(Data in this exercise Opens)

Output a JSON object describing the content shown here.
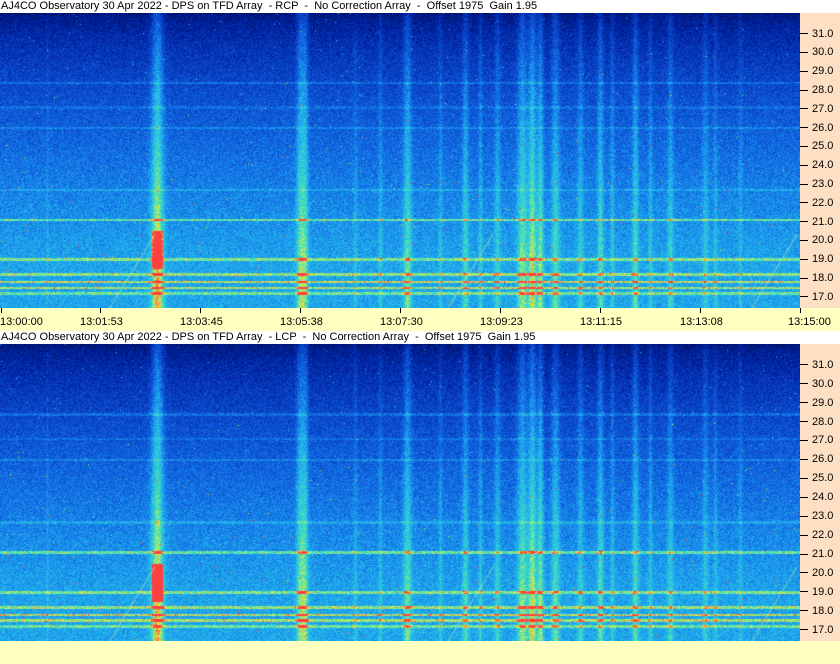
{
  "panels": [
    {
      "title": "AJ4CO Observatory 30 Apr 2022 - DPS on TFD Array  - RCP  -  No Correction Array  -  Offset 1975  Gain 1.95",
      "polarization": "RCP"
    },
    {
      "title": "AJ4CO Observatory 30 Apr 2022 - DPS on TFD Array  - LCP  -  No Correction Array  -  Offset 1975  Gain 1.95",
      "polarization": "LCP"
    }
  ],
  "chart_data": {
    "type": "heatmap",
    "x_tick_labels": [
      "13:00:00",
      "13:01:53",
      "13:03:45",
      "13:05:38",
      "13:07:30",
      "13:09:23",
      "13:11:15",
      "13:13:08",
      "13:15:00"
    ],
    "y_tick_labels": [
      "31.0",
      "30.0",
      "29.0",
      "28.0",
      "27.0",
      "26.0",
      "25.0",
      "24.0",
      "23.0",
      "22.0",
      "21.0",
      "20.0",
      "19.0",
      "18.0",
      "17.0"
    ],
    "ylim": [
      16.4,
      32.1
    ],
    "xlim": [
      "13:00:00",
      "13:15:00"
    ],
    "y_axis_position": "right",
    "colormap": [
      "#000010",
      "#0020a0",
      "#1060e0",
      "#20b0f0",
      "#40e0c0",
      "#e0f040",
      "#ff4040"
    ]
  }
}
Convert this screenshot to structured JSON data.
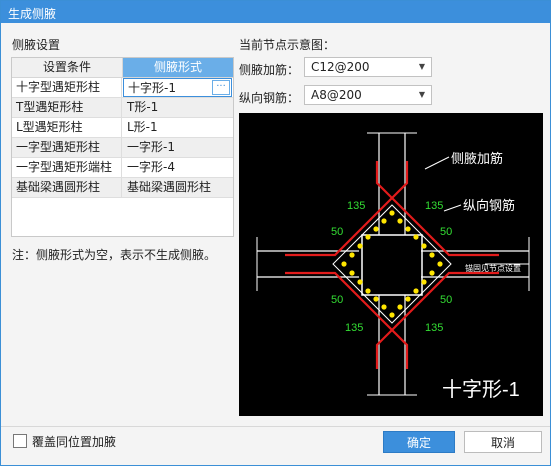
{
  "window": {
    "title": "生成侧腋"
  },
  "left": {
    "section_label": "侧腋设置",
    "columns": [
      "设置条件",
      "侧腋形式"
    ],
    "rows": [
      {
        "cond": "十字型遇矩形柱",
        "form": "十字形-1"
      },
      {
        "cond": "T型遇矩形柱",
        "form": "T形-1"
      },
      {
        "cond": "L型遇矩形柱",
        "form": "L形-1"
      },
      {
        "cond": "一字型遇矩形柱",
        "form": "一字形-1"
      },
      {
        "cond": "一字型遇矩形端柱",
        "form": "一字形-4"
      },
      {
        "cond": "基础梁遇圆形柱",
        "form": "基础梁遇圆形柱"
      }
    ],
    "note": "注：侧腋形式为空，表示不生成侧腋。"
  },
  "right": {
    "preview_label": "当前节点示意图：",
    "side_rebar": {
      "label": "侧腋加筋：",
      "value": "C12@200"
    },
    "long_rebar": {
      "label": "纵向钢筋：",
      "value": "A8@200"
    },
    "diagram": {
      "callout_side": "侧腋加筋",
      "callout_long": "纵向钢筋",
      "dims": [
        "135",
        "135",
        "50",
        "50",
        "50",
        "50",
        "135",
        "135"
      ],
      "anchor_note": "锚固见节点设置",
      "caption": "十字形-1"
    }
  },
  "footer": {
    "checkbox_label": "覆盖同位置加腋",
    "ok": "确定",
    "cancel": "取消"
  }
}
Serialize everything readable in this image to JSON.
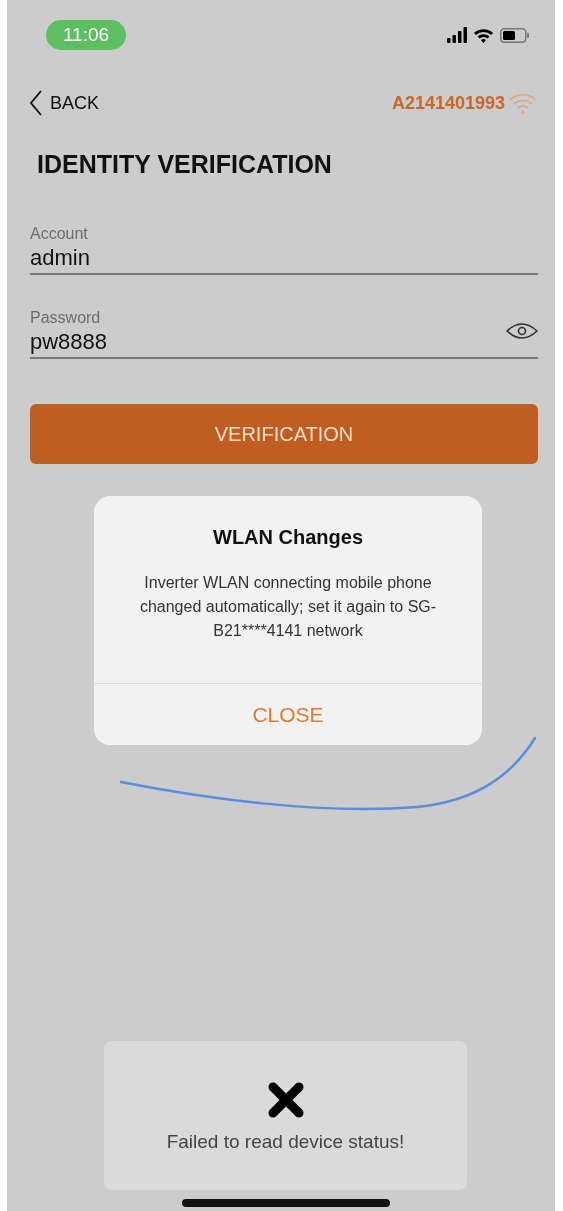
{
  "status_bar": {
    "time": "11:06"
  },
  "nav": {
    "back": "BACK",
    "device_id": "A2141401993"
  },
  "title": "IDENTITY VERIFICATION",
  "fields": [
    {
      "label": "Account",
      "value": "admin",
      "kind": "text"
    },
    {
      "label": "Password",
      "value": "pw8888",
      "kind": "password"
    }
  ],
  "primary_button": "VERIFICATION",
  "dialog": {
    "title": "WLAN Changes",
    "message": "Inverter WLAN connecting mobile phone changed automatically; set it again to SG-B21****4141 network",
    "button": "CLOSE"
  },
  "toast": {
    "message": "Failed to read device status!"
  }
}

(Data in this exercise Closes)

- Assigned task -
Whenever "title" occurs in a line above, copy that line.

- Task response -
      "title": "AJ4CO Observatory 30 Apr 2022 - DPS on TFD Array  - RCP  -  No Correction Array  -  Offset 1975  Gain 1.95",
      "title": "AJ4CO Observatory 30 Apr 2022 - DPS on TFD Array  - LCP  -  No Correction Array  -  Offset 1975  Gain 1.95",
    "title": "生成侧腋"
  "title": "IDENTITY VERIFICATION",
    "title": "WLAN Changes",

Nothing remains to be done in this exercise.